------ Provided material ------

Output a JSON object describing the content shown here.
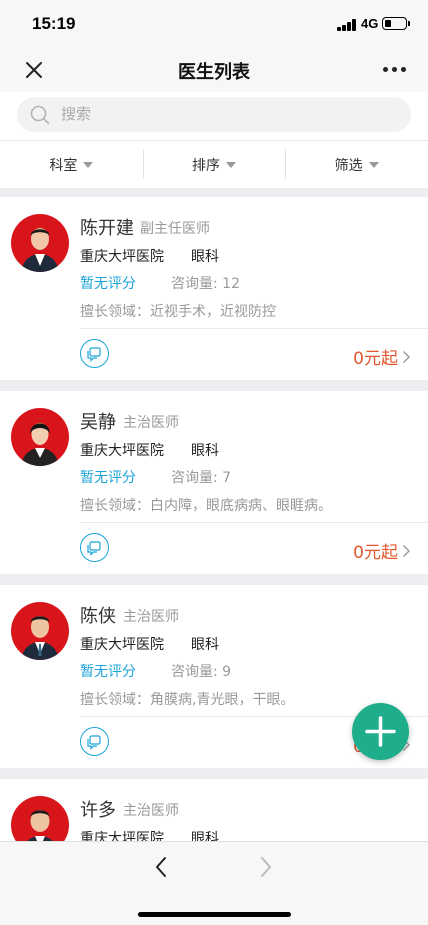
{
  "status_bar": {
    "time": "15:19",
    "network": "4G"
  },
  "nav": {
    "title": "医生列表"
  },
  "search": {
    "placeholder": "搜索"
  },
  "filters": [
    {
      "label": "科室"
    },
    {
      "label": "排序"
    },
    {
      "label": "筛选"
    }
  ],
  "doctors": [
    {
      "name": "陈开建",
      "title": "副主任医师",
      "hospital": "重庆大坪医院",
      "department": "眼科",
      "rating": "暂无评分",
      "consultations": "咨询量: 12",
      "specialty": "擅长领域：近视手术，近视防控",
      "price": "0元起"
    },
    {
      "name": "吴静",
      "title": "主治医师",
      "hospital": "重庆大坪医院",
      "department": "眼科",
      "rating": "暂无评分",
      "consultations": "咨询量: 7",
      "specialty": "擅长领域：白内障，眼底病病、眼睚病。",
      "price": "0元起"
    },
    {
      "name": "陈侠",
      "title": "主治医师",
      "hospital": "重庆大坪医院",
      "department": "眼科",
      "rating": "暂无评分",
      "consultations": "咨询量: 9",
      "specialty": "擅长领域：角膜病,青光眼，干眼。",
      "price": "0元起"
    },
    {
      "name": "许多",
      "title": "主治医师",
      "hospital": "重庆大坪医院",
      "department": "眼科"
    }
  ],
  "colors": {
    "accent_blue": "#1ba4d8",
    "price_orange": "#e4572e",
    "fab_green": "#1fae8c",
    "avatar_red": "#d9151c"
  },
  "icons": {
    "close": "close-icon",
    "more": "more-icon",
    "search": "search-icon",
    "chat": "chat-icon",
    "add": "plus-icon",
    "back": "chevron-left-icon",
    "forward": "chevron-right-icon"
  }
}
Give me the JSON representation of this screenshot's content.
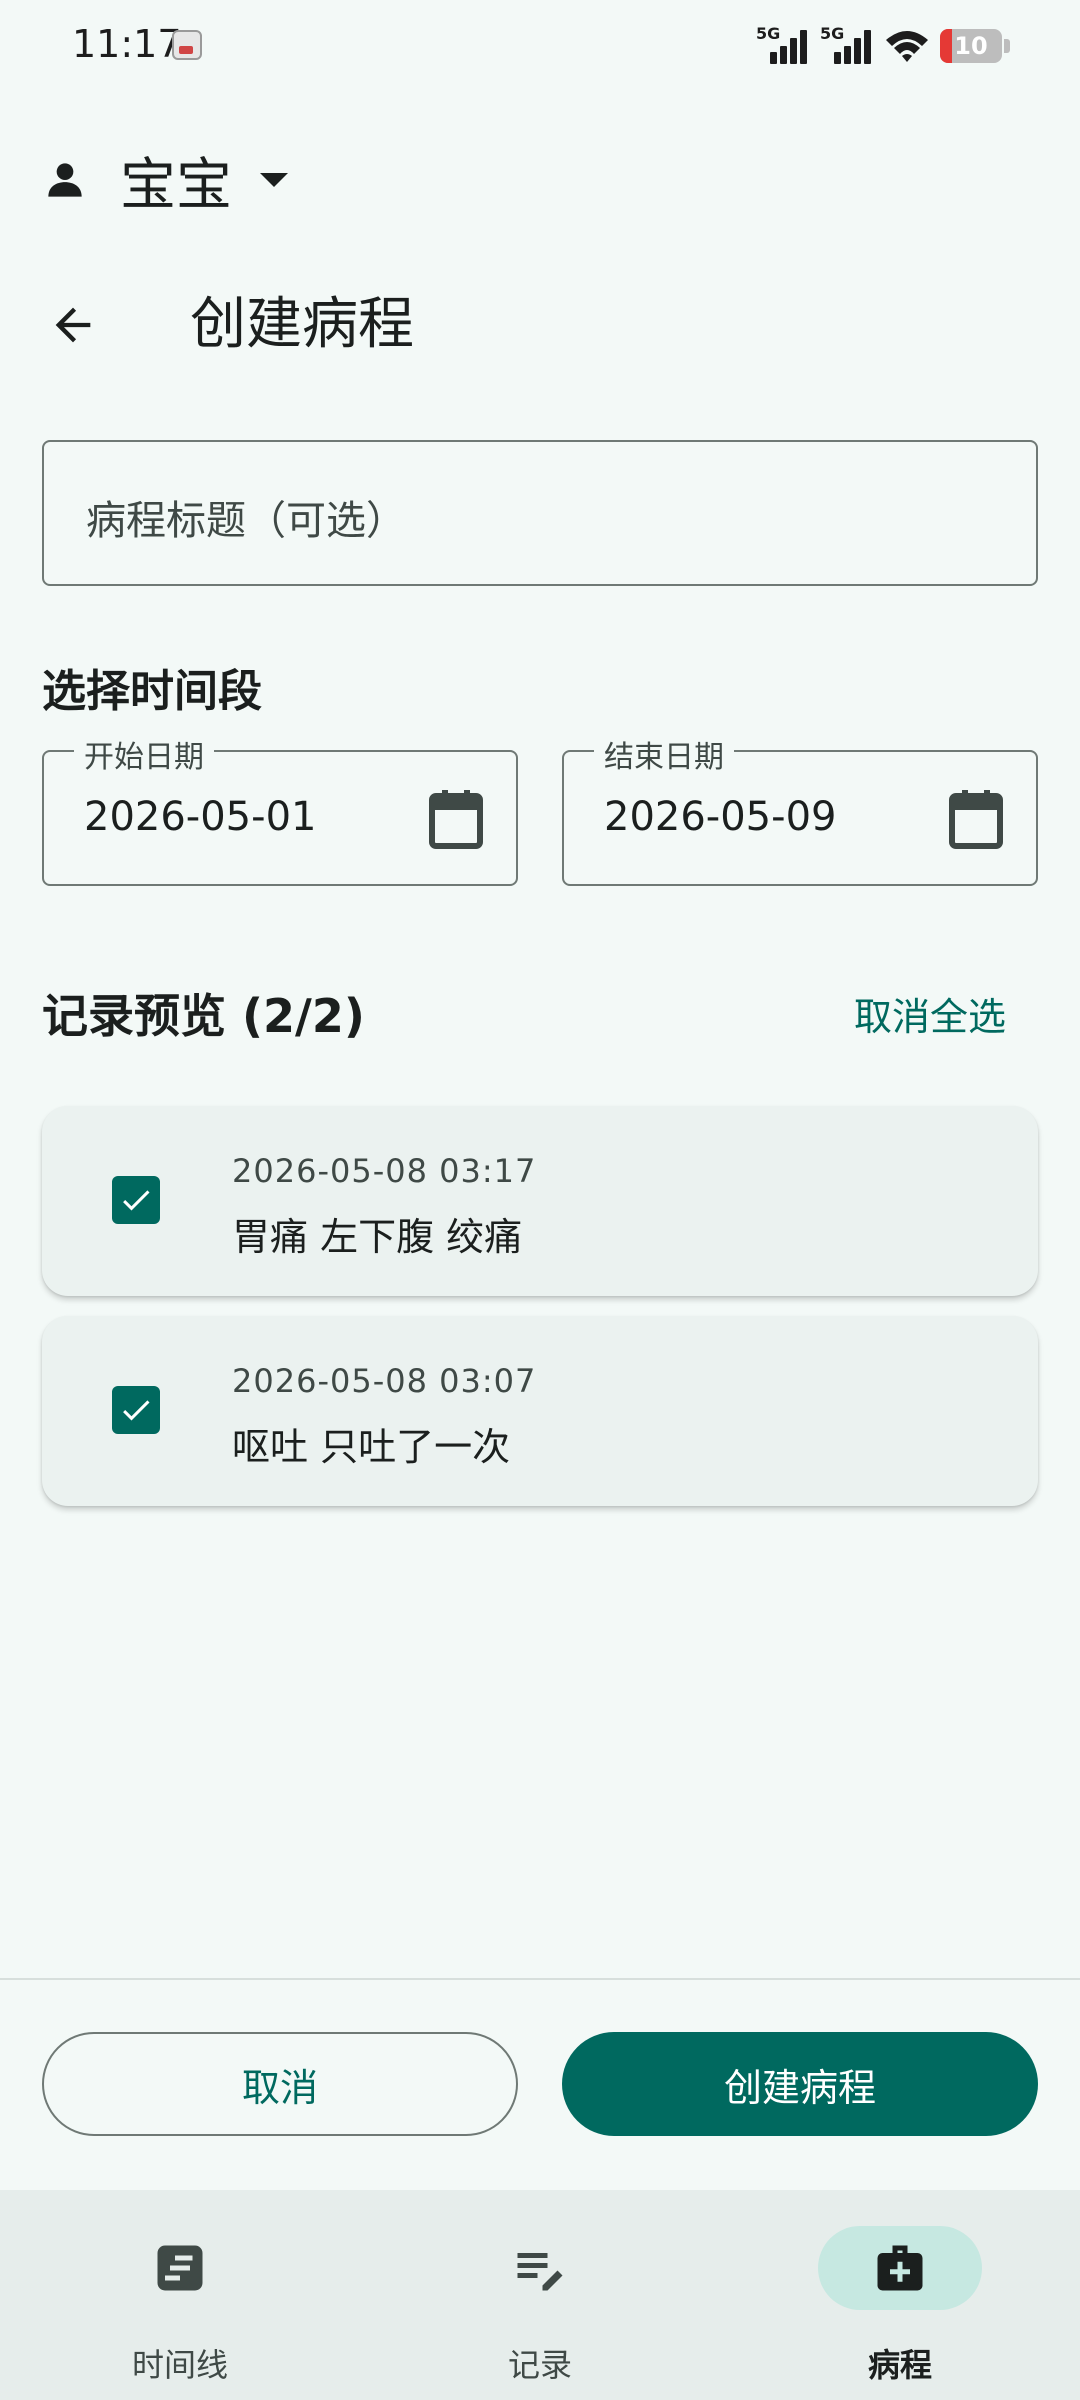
{
  "status_bar": {
    "time": "11:17",
    "signal_1_label": "5G",
    "signal_2_label": "5G",
    "battery_level": "10"
  },
  "profile": {
    "name": "宝宝"
  },
  "header": {
    "title": "创建病程"
  },
  "form": {
    "title_placeholder": "病程标题（可选）",
    "time_section_label": "选择时间段",
    "start_date_label": "开始日期",
    "start_date_value": "2026-05-01",
    "end_date_label": "结束日期",
    "end_date_value": "2026-05-09"
  },
  "records": {
    "section_label": "记录预览 (2/2)",
    "deselect_all_label": "取消全选",
    "items": [
      {
        "time": "2026-05-08 03:17",
        "description": "胃痛 左下腹 绞痛",
        "checked": true
      },
      {
        "time": "2026-05-08 03:07",
        "description": "呕吐 只吐了一次",
        "checked": true
      }
    ]
  },
  "actions": {
    "cancel_label": "取消",
    "create_label": "创建病程"
  },
  "bottom_nav": {
    "items": [
      {
        "label": "时间线",
        "icon": "timeline-icon",
        "active": false
      },
      {
        "label": "记录",
        "icon": "edit-notes-icon",
        "active": false
      },
      {
        "label": "病程",
        "icon": "medical-case-icon",
        "active": true
      }
    ]
  },
  "colors": {
    "primary": "#00695f",
    "background": "#f3f9f7",
    "card": "#ebf2f0",
    "nav_active_pill": "#c6e8e1"
  }
}
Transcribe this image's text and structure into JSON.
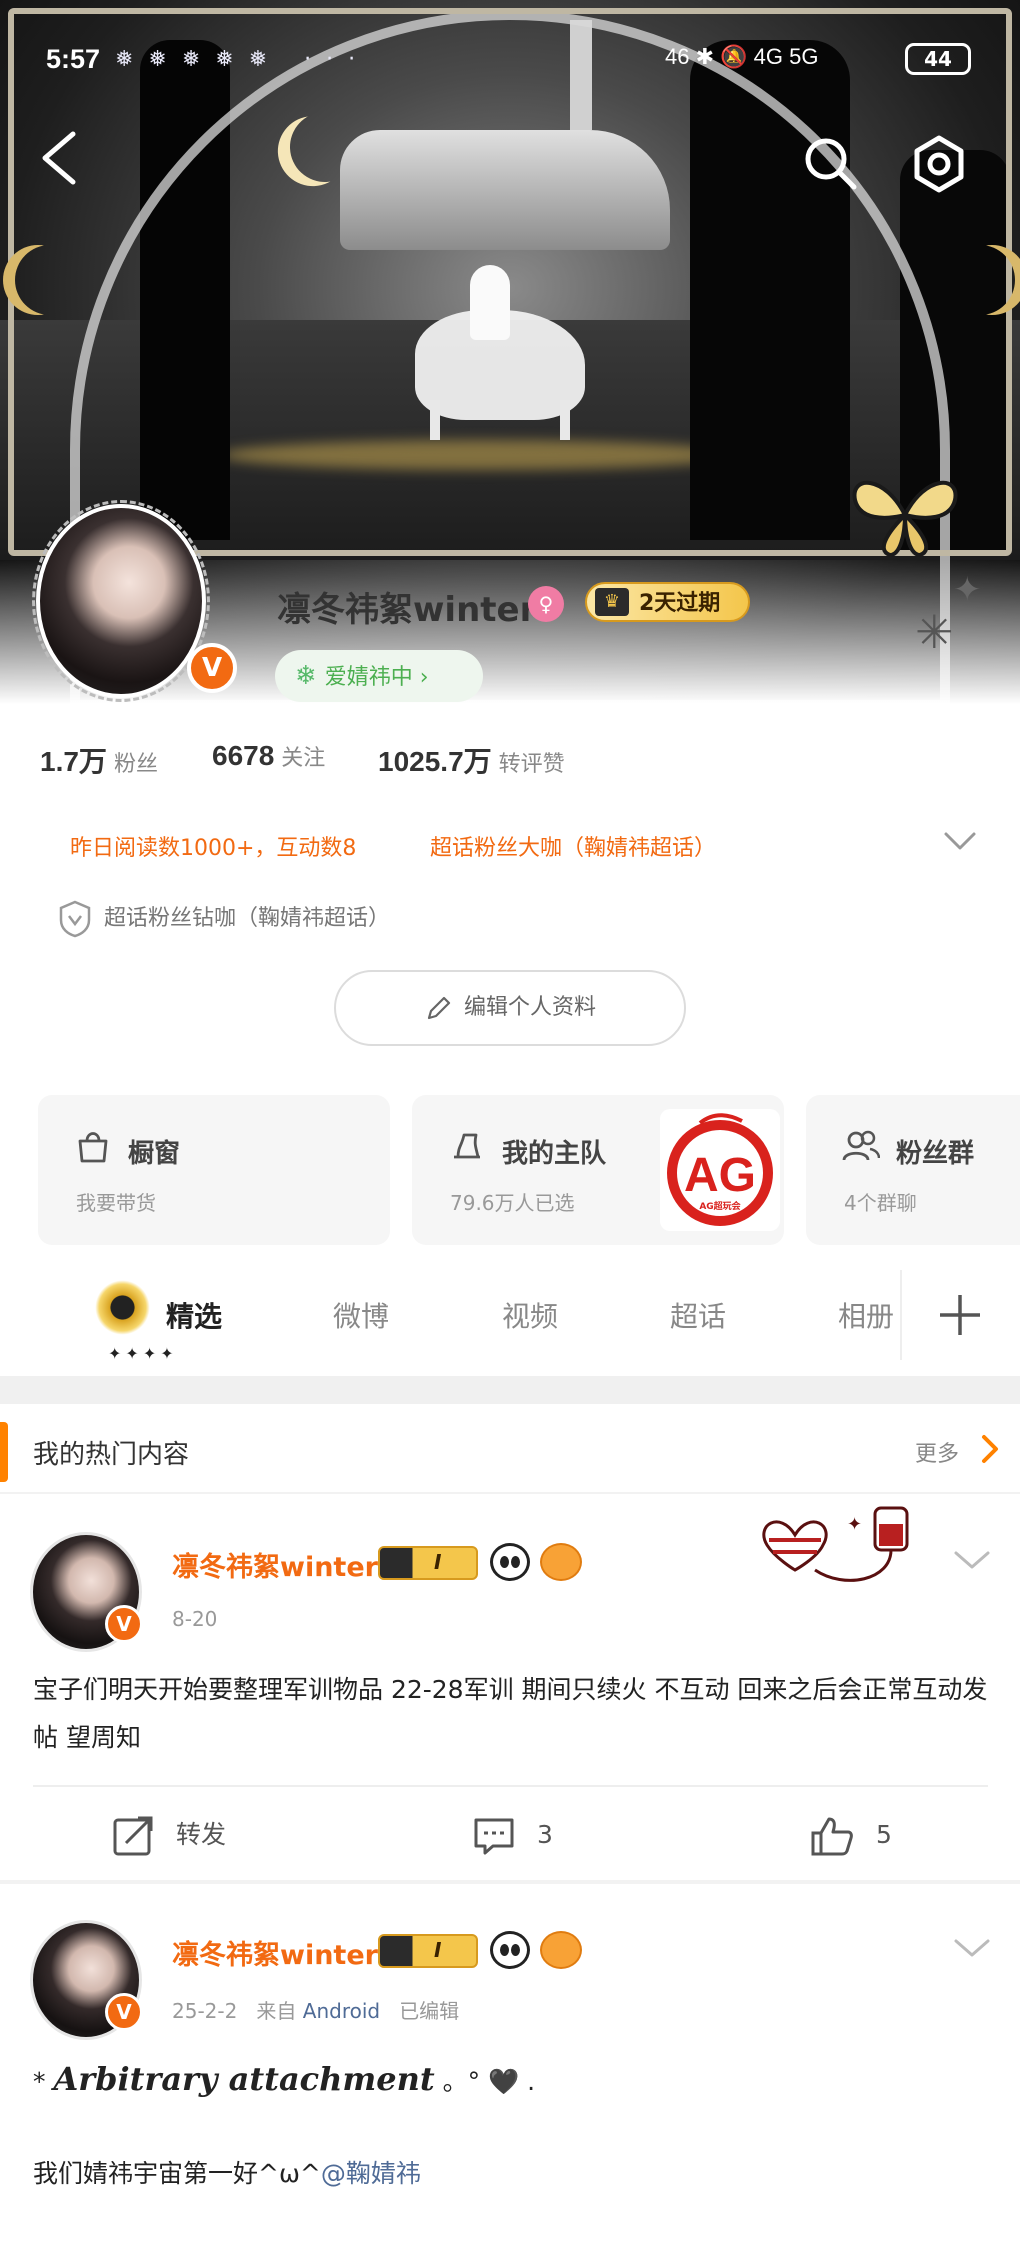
{
  "status_bar": {
    "time": "5:57",
    "notification_dots": "❅❅❅❅❅ ···",
    "network": "46 ✱ 🔕 4G 5G",
    "battery": "44"
  },
  "nav": {
    "back_icon": "chevron-left-icon",
    "search_icon": "search-icon",
    "settings_icon": "gear-icon"
  },
  "profile": {
    "username": "凛冬祎絮winter",
    "verified_badge": "V",
    "gender_icon": "female-icon",
    "vip_label": "2天过期",
    "fan_tag": "爱婧祎中",
    "stats": [
      {
        "value": "1.7万",
        "label": "粉丝"
      },
      {
        "value": "6678",
        "label": "关注"
      },
      {
        "value": "1025.7万",
        "label": "转评赞"
      }
    ],
    "honors": {
      "daily": "昨日阅读数1000+，互动数8",
      "super_fan": "超话粉丝大咖（鞠婧祎超话）",
      "diamond": "超话粉丝钻咖（鞠婧祎超话）"
    },
    "edit_button": "编辑个人资料"
  },
  "cards": [
    {
      "title": "橱窗",
      "subtitle": "我要带货",
      "icon": "shopping-bag-icon"
    },
    {
      "title": "我的主队",
      "subtitle": "79.6万人已选",
      "icon": "cup-icon",
      "logo_text": "AG",
      "logo_caption": "AG超玩会"
    },
    {
      "title": "粉丝群",
      "subtitle": "4个群聊",
      "icon": "group-icon"
    }
  ],
  "tabs": [
    {
      "label": "精选",
      "active": true
    },
    {
      "label": "微博",
      "active": false
    },
    {
      "label": "视频",
      "active": false
    },
    {
      "label": "超话",
      "active": false
    },
    {
      "label": "相册",
      "active": false
    }
  ],
  "tab_decoration": "✦✦✦✦",
  "hot_section": {
    "title": "我的热门内容",
    "more": "更多"
  },
  "posts": [
    {
      "author": "凛冬祎絮winter",
      "level": "I",
      "date": "8-20",
      "text": "宝子们明天开始要整理军训物品 22-28军训 期间只续火 不互动 回来之后会正常互动发帖 望周知",
      "repost_label": "转发",
      "comments": "3",
      "likes": "5"
    },
    {
      "author": "凛冬祎絮winter",
      "level": "I",
      "date": "25-2-2",
      "source_prefix": "来自",
      "source": "Android",
      "edited": "已编辑",
      "line1_prefix": "* ",
      "line1_italic": "Arbitrary attachment",
      "line1_suffix": " 。° 🖤 .",
      "line2": "我们婧祎宇宙第一好^ω^",
      "mention": "@鞠婧祎"
    }
  ],
  "colors": {
    "accent": "#f26a12",
    "link": "#4f6b96",
    "hot_bar": "#ff8200",
    "green": "#4caf50"
  }
}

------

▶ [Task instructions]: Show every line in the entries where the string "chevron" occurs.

▶ [Problem solution]:
    "back": "chevron-left-icon",
    "forward": "chevron-right-icon"
    "back_icon": "chevron-left-icon",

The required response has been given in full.